| WORK INSTRUCTION |
Repeat the full listing below verbatim and keep the images out.

| RECORDS SHOWN |
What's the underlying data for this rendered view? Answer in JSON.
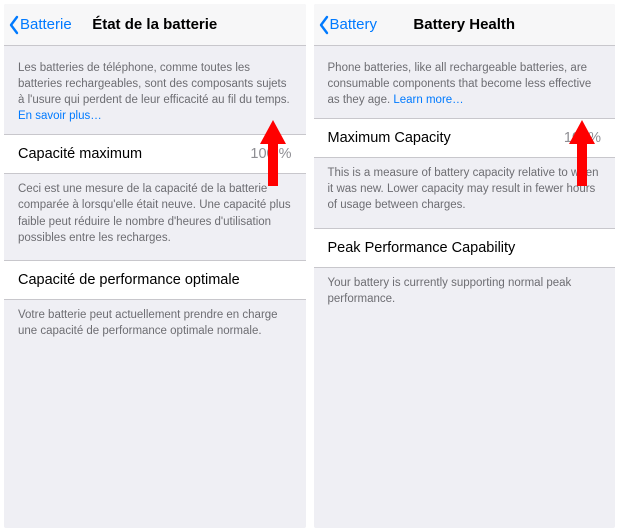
{
  "left": {
    "nav": {
      "back": "Batterie",
      "title": "État de la batterie"
    },
    "intro": {
      "text": "Les batteries de téléphone, comme toutes les batteries rechargeables, sont des composants sujets à l'usure qui perdent de leur efficacité au fil du temps. ",
      "learn_more": "En savoir plus…"
    },
    "max": {
      "label": "Capacité maximum",
      "value": "100 %",
      "footer": "Ceci est une mesure de la capacité de la batterie comparée à lorsqu'elle était neuve. Une capacité plus faible peut réduire le nombre d'heures d'utilisation possibles entre les recharges."
    },
    "perf": {
      "label": "Capacité de performance optimale",
      "footer": "Votre batterie peut actuellement prendre en charge une capacité de performance optimale normale."
    }
  },
  "right": {
    "nav": {
      "back": "Battery",
      "title": "Battery Health"
    },
    "intro": {
      "text": "Phone batteries, like all rechargeable batteries, are consumable components that become less effective as they age. ",
      "learn_more": "Learn more…"
    },
    "max": {
      "label": "Maximum Capacity",
      "value": "100%",
      "footer": "This is a measure of battery capacity relative to when it was new. Lower capacity may result in fewer hours of usage between charges."
    },
    "perf": {
      "label": "Peak Performance Capability",
      "footer": "Your battery is currently supporting normal peak performance."
    }
  }
}
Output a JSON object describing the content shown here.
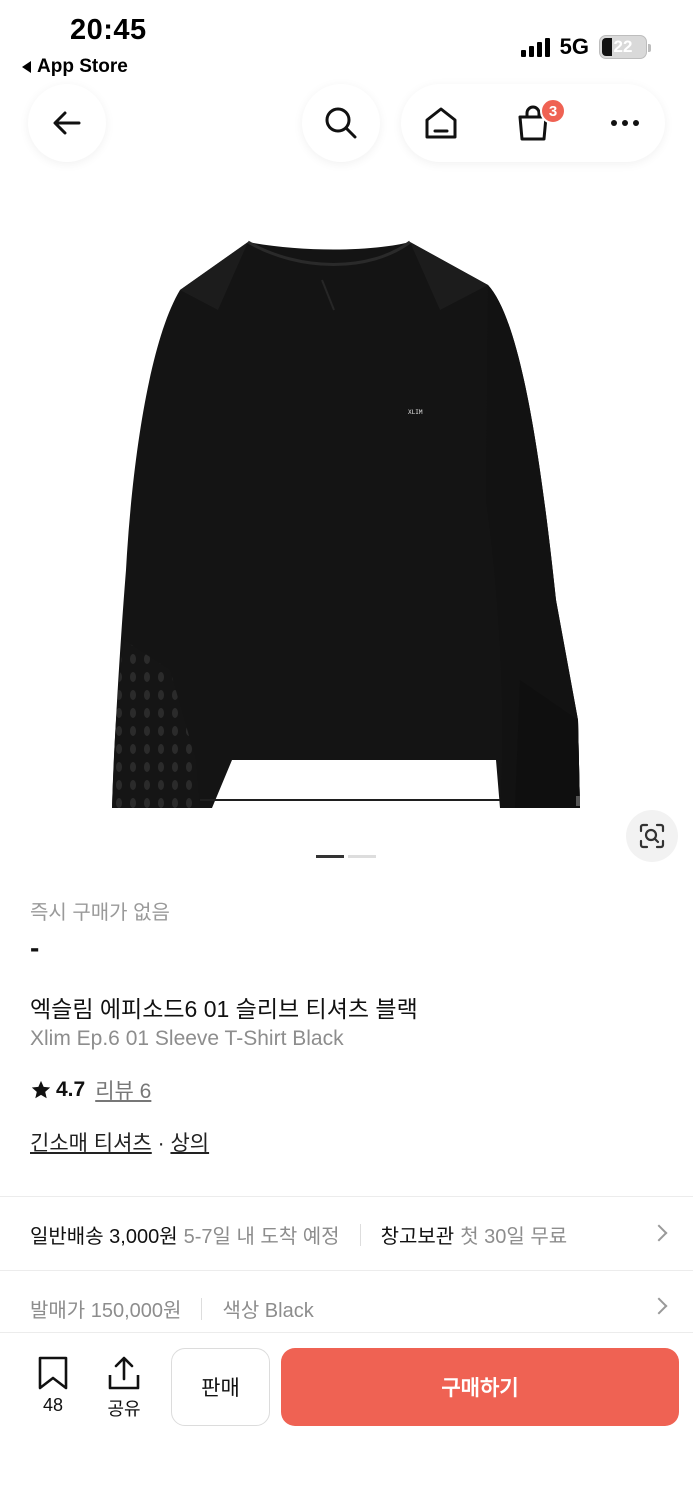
{
  "status_bar": {
    "time": "20:45",
    "back_app": "App Store",
    "network": "5G",
    "battery": "22"
  },
  "nav": {
    "cart_count": "3"
  },
  "product": {
    "logo_text": "XLIM",
    "pager": {
      "total": 2,
      "active": 1
    },
    "instant_purchase": "즉시 구매가 없음",
    "price": "-",
    "name_ko": "엑슬림 에피소드6 01 슬리브 티셔츠 블랙",
    "name_en": "Xlim Ep.6 01 Sleeve T-Shirt Black",
    "rating": "4.7",
    "reviews": "리뷰 6",
    "category_1": "긴소매 티셔츠",
    "category_sep": "·",
    "category_2": "상의"
  },
  "shipping": {
    "label": "일반배송 3,000원",
    "eta": "5-7일 내 도착 예정",
    "storage_label": "창고보관",
    "storage_note": "첫 30일 무료"
  },
  "meta": {
    "release_price": "발매가 150,000원",
    "color": "색상 Black"
  },
  "bottom_bar": {
    "wish_count": "48",
    "share_label": "공유",
    "sell_label": "판매",
    "buy_label": "구매하기"
  },
  "colors": {
    "accent": "#ef6253",
    "shirt": "#141414"
  }
}
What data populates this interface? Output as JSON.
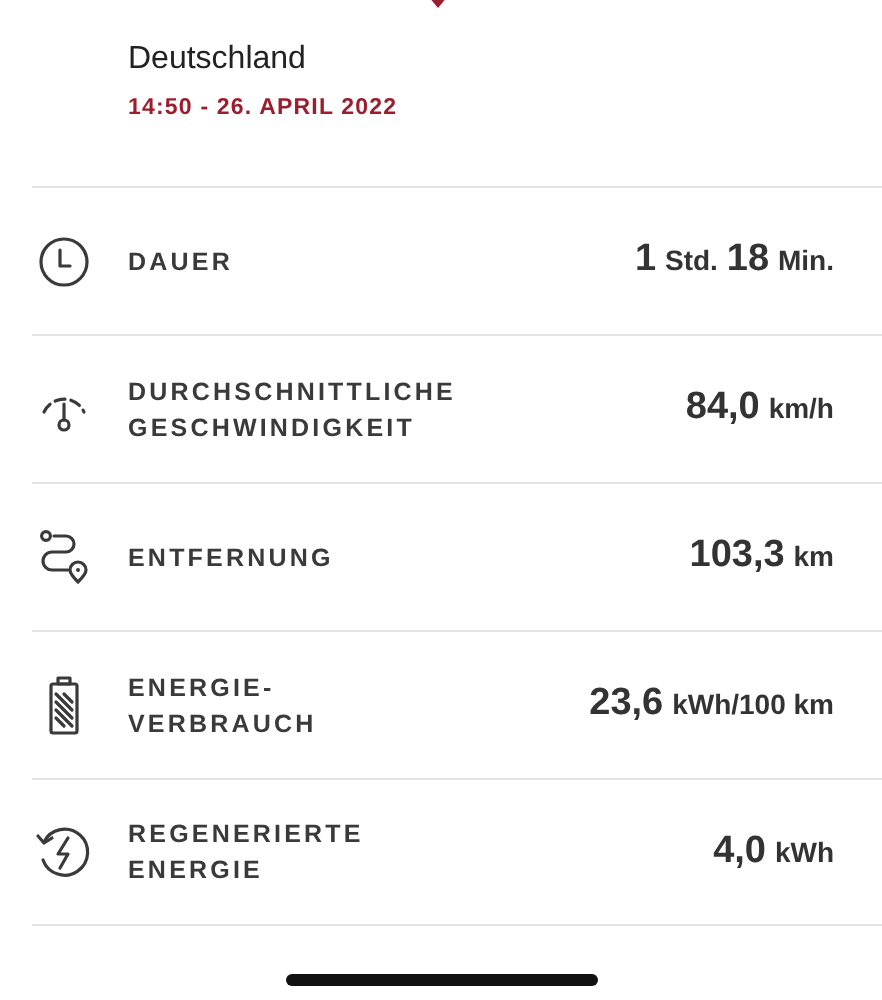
{
  "header": {
    "location": "Deutschland",
    "datetime": "14:50 - 26. APRIL 2022"
  },
  "stats": [
    {
      "kind": "clock",
      "label_lines": [
        "DAUER"
      ],
      "value_parts": [
        {
          "kind": "number",
          "text": "1"
        },
        {
          "kind": "unit",
          "text": "Std."
        },
        {
          "kind": "number",
          "text": "18"
        },
        {
          "kind": "unit",
          "text": "Min."
        }
      ]
    },
    {
      "kind": "gauge",
      "label_lines": [
        "DURCHSCHNITTLICHE",
        "GESCHWINDIGKEIT"
      ],
      "value_parts": [
        {
          "kind": "number",
          "text": "84,0"
        },
        {
          "kind": "unit",
          "text": "km/h"
        }
      ]
    },
    {
      "kind": "route",
      "label_lines": [
        "ENTFERNUNG"
      ],
      "value_parts": [
        {
          "kind": "number",
          "text": "103,3"
        },
        {
          "kind": "unit",
          "text": "km"
        }
      ]
    },
    {
      "kind": "battery",
      "label_lines": [
        "ENERGIE-",
        "VERBRAUCH"
      ],
      "value_parts": [
        {
          "kind": "number",
          "text": "23,6"
        },
        {
          "kind": "unit",
          "text": "kWh/100 km"
        }
      ]
    },
    {
      "kind": "regen",
      "label_lines": [
        "REGENERIERTE",
        "ENERGIE"
      ],
      "value_parts": [
        {
          "kind": "number",
          "text": "4,0"
        },
        {
          "kind": "unit",
          "text": "kWh"
        }
      ]
    }
  ]
}
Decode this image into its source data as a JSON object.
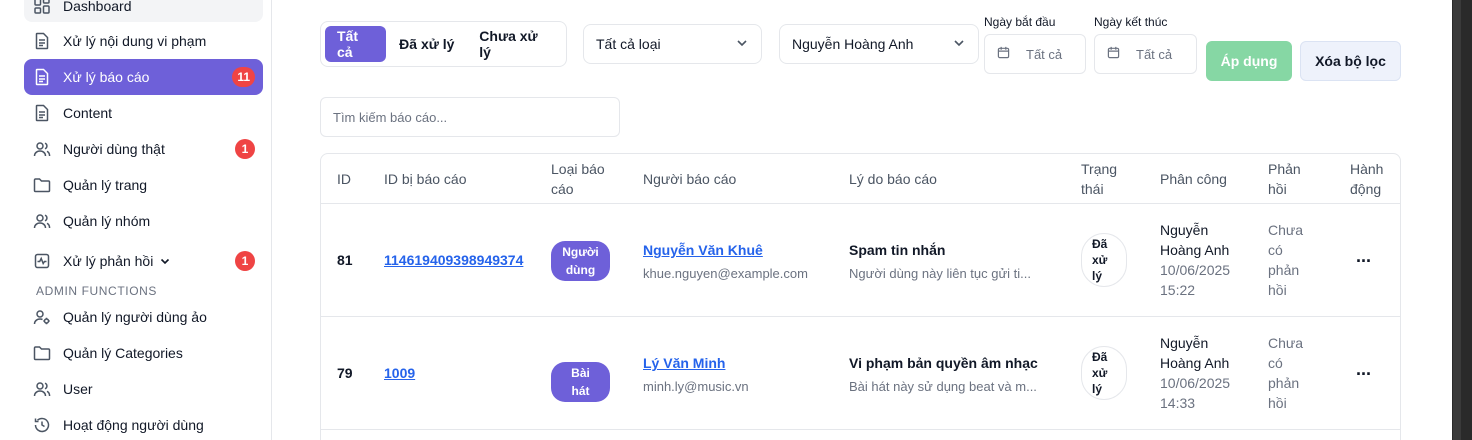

| ANSWER TO THIS EXERCISE |
What's the underlying data for this rendered view? Answer in JSON.
{
  "left": {
    "nav": {
      "back": "Batterie",
      "title": "État de la batterie"
    },
    "intro": {
      "text": "Les batteries de téléphone, comme toutes les batteries rechargeables, sont des composants sujets à l'usure qui perdent de leur efficacité au fil du temps. ",
      "learn_more": "En savoir plus…"
    },
    "max": {
      "label": "Capacité maximum",
      "value": "100 %",
      "footer": "Ceci est une mesure de la capacité de la batterie comparée à lorsqu'elle était neuve. Une capacité plus faible peut réduire le nombre d'heures d'utilisation possibles entre les recharges."
    },
    "perf": {
      "label": "Capacité de performance optimale",
      "footer": "Votre batterie peut actuellement prendre en charge une capacité de performance optimale normale."
    }
  },
  "right": {
    "nav": {
      "back": "Battery",
      "title": "Battery Health"
    },
    "intro": {
      "text": "Phone batteries, like all rechargeable batteries, are consumable components that become less effective as they age. ",
      "learn_more": "Learn more…"
    },
    "max": {
      "label": "Maximum Capacity",
      "value": "100%",
      "footer": "This is a measure of battery capacity relative to when it was new. Lower capacity may result in fewer hours of usage between charges."
    },
    "perf": {
      "label": "Peak Performance Capability",
      "footer": "Your battery is currently supporting normal peak performance."
    }
  }
}
Output a JSON object describing the content shown here.
{
  "status_bar": {
    "time": "20:45",
    "back_app": "App Store",
    "network": "5G",
    "battery": "22"
  },
  "nav": {
    "cart_count": "3"
  },
  "product": {
    "logo_text": "XLIM",
    "pager": {
      "total": 2,
      "active": 1
    },
    "instant_purchase": "즉시 구매가 없음",
    "price": "-",
    "name_ko": "엑슬림 에피소드6 01 슬리브 티셔츠 블랙",
    "name_en": "Xlim Ep.6 01 Sleeve T-Shirt Black",
    "rating": "4.7",
    "reviews": "리뷰 6",
    "category_1": "긴소매 티셔츠",
    "category_sep": "·",
    "category_2": "상의"
  },
  "shipping": {
    "label": "일반배송 3,000원",
    "eta": "5-7일 내 도착 예정",
    "storage_label": "창고보관",
    "storage_note": "첫 30일 무료"
  },
  "meta": {
    "release_price": "발매가 150,000원",
    "color": "색상 Black"
  },
  "bottom_bar": {
    "wish_count": "48",
    "share_label": "공유",
    "sell_label": "판매",
    "buy_label": "구매하기"
  },
  "colors": {
    "accent": "#ef6253",
    "shirt": "#141414"
  }
}
What data populates this interface? Output as JSON.
{
  "header": {
    "location": "Deutschland",
    "datetime": "14:50 - 26. APRIL 2022"
  },
  "stats": [
    {
      "kind": "clock",
      "label_lines": [
        "DAUER"
      ],
      "value_parts": [
        {
          "kind": "number",
          "text": "1"
        },
        {
          "kind": "unit",
          "text": "Std."
        },
        {
          "kind": "number",
          "text": "18"
        },
        {
          "kind": "unit",
          "text": "Min."
        }
      ]
    },
    {
      "kind": "gauge",
      "label_lines": [
        "DURCHSCHNITTLICHE",
        "GESCHWINDIGKEIT"
      ],
      "value_parts": [
        {
          "kind": "number",
          "text": "84,0"
        },
        {
          "kind": "unit",
          "text": "km/h"
        }
      ]
    },
    {
      "kind": "route",
      "label_lines": [
        "ENTFERNUNG"
      ],
      "value_parts": [
        {
          "kind": "number",
          "text": "103,3"
        },
        {
          "kind": "unit",
          "text": "km"
        }
      ]
    },
    {
      "kind": "battery",
      "label_lines": [
        "ENERGIE-",
        "VERBRAUCH"
      ],
      "value_parts": [
        {
          "kind": "number",
          "text": "23,6"
        },
        {
          "kind": "unit",
          "text": "kWh/100 km"
        }
      ]
    },
    {
      "kind": "regen",
      "label_lines": [
        "REGENERIERTE",
        "ENERGIE"
      ],
      "value_parts": [
        {
          "kind": "number",
          "text": "4,0"
        },
        {
          "kind": "unit",
          "text": "kWh"
        }
      ]
    }
  ]
}
Decode this image into its source data as a JSON object.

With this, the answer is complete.